The first step to figuring out gains or losses would be to determine your cost basis of the stock in question. Your cost basis is typically what you paid for the stock plus add in any commissions/fees that you paid to acquire the stock. For example:
You bought 10 shares of XYZ stock at 100/share = 1,000
You paid a commission of 50 bucks to your broker/trade platform
Total paid = 1050 as your basis you can then divide by 10 shares you own = your basis per share
Next up you have to adjust your basis for dividends you may have gotten from the stock which were reinvested. So let's say your stock paid you $100 in distributions which you then paid tax on via a form 1099 DIV. You can now adjust your basis upwards:
1050 + 100 = New basis of 1150.
Finally you the difference in proceeds from the sale will be your gain or loss.

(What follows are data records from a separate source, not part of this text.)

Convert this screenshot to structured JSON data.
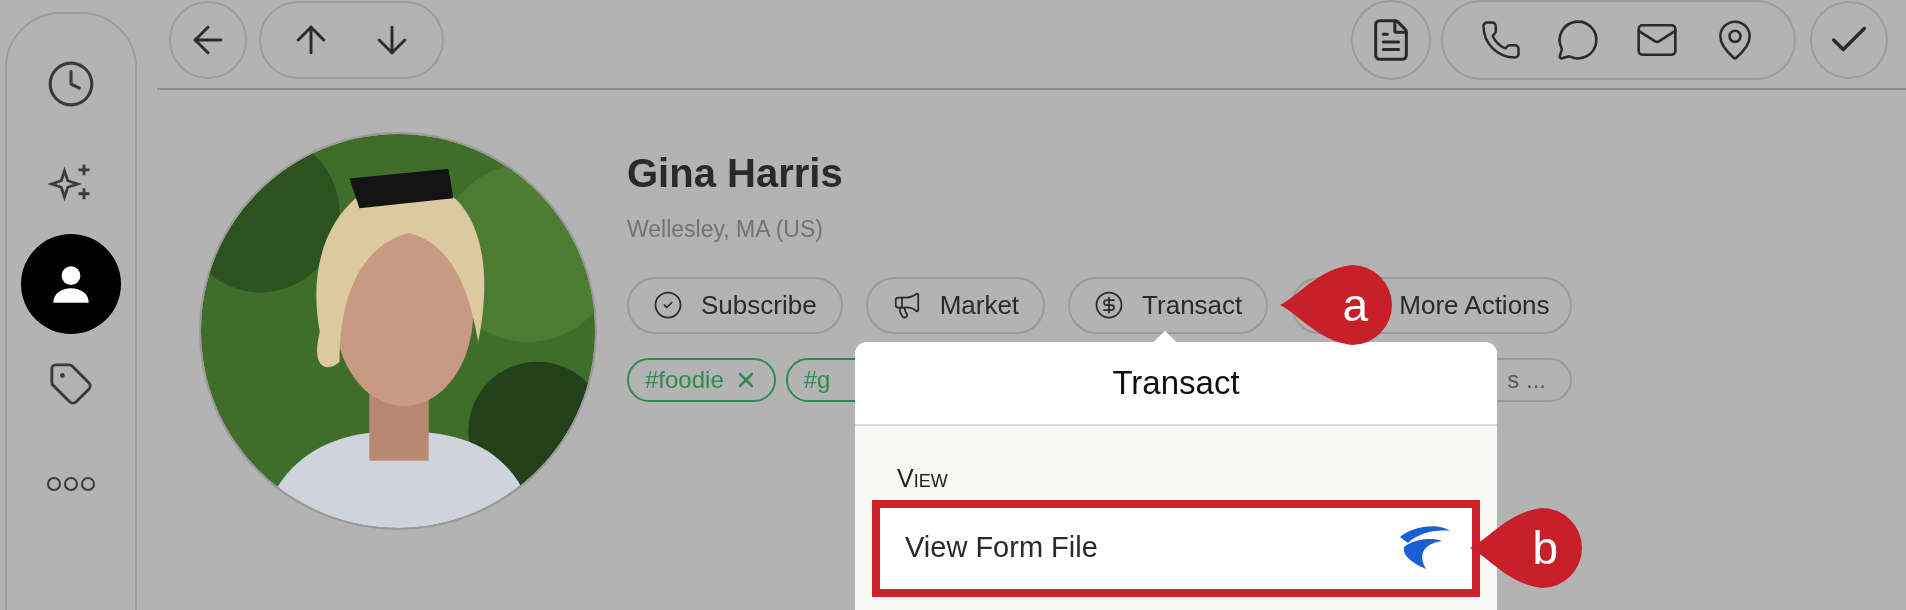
{
  "sidebar": {
    "items": [
      {
        "kind": "history",
        "selected": false
      },
      {
        "kind": "suggestions",
        "selected": false
      },
      {
        "kind": "contact",
        "selected": true
      },
      {
        "kind": "tags",
        "selected": false
      },
      {
        "kind": "more",
        "selected": false
      }
    ]
  },
  "profile": {
    "name": "Gina Harris",
    "location": "Wellesley, MA (US)"
  },
  "actions": [
    {
      "kind": "subscribe",
      "label": "Subscribe"
    },
    {
      "kind": "market",
      "label": "Market"
    },
    {
      "kind": "transact",
      "label": "Transact"
    },
    {
      "kind": "more",
      "label": "More Actions"
    }
  ],
  "tags": [
    {
      "label": "#foodie",
      "removable": true
    },
    {
      "label": "#g",
      "removable": false
    },
    {
      "label": "s ...",
      "removable": false
    }
  ],
  "popup": {
    "title": "Transact",
    "sections": [
      {
        "heading": "View",
        "items": [
          {
            "label": "View Form File",
            "highlighted": true
          }
        ]
      }
    ]
  },
  "callouts": [
    {
      "label": "a"
    },
    {
      "label": "b"
    }
  ]
}
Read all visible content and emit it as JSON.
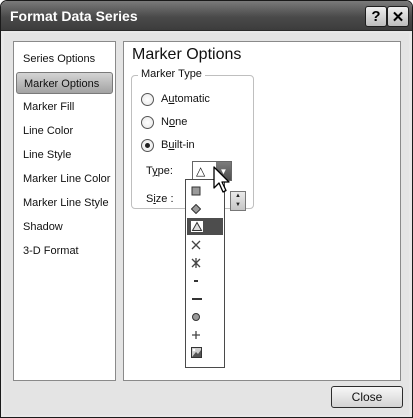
{
  "window": {
    "title": "Format Data Series",
    "help_glyph": "?",
    "close_glyph": "✕"
  },
  "sidebar": {
    "items": [
      {
        "label": "Series Options"
      },
      {
        "label": "Marker Options",
        "selected": true
      },
      {
        "label": "Marker Fill"
      },
      {
        "label": "Line Color"
      },
      {
        "label": "Line Style"
      },
      {
        "label": "Marker Line Color"
      },
      {
        "label": "Marker Line Style"
      },
      {
        "label": "Shadow"
      },
      {
        "label": "3-D Format"
      }
    ]
  },
  "panel": {
    "title": "Marker Options",
    "group_label": "Marker Type",
    "radios": [
      {
        "label": "Automatic",
        "checked": false
      },
      {
        "label": "None",
        "checked": false
      },
      {
        "label": "Built-in",
        "checked": true
      }
    ],
    "type_label": "Type:",
    "type_value": "△",
    "size_label": "Size :"
  },
  "dropdown": {
    "items": [
      {
        "marker": "square"
      },
      {
        "marker": "diamond"
      },
      {
        "marker": "triangle",
        "selected": true
      },
      {
        "marker": "x"
      },
      {
        "marker": "star"
      },
      {
        "marker": "short-dash"
      },
      {
        "marker": "long-dash"
      },
      {
        "marker": "circle"
      },
      {
        "marker": "plus"
      },
      {
        "marker": "picture"
      }
    ]
  },
  "footer": {
    "close_label": "Close"
  }
}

* The situation can potentially get trickier when you have stock splits that may have occurred or if you are working with stock that you inherited as well.
Great question! First off I think your worry about investing all of your cash at this point is warranted. The rally may have legs or may not - there is no crystal ball! As far as your asset allocation goes - YES you should worry about what it looks like. Most studies attribute the majority of long term performance to what your asset allocation looks like.
As far as investing with wealthfront - from my experience the robos do a pretty good job in breaking down your assets into various asset classes. If you dig a little deeper, you may actually see that they use some of the same holdings that you already own in your portfolio or something that is quite similar.
I would suggest you set a monthly amount you want to invest from your savings and dollar cost average the cash you plan to invest into your portfolio (with wealthfront or on your own). This way if the market continues to rally, you'll see some gains. If it reverses course, you'll just be buying more shares each month on the way down.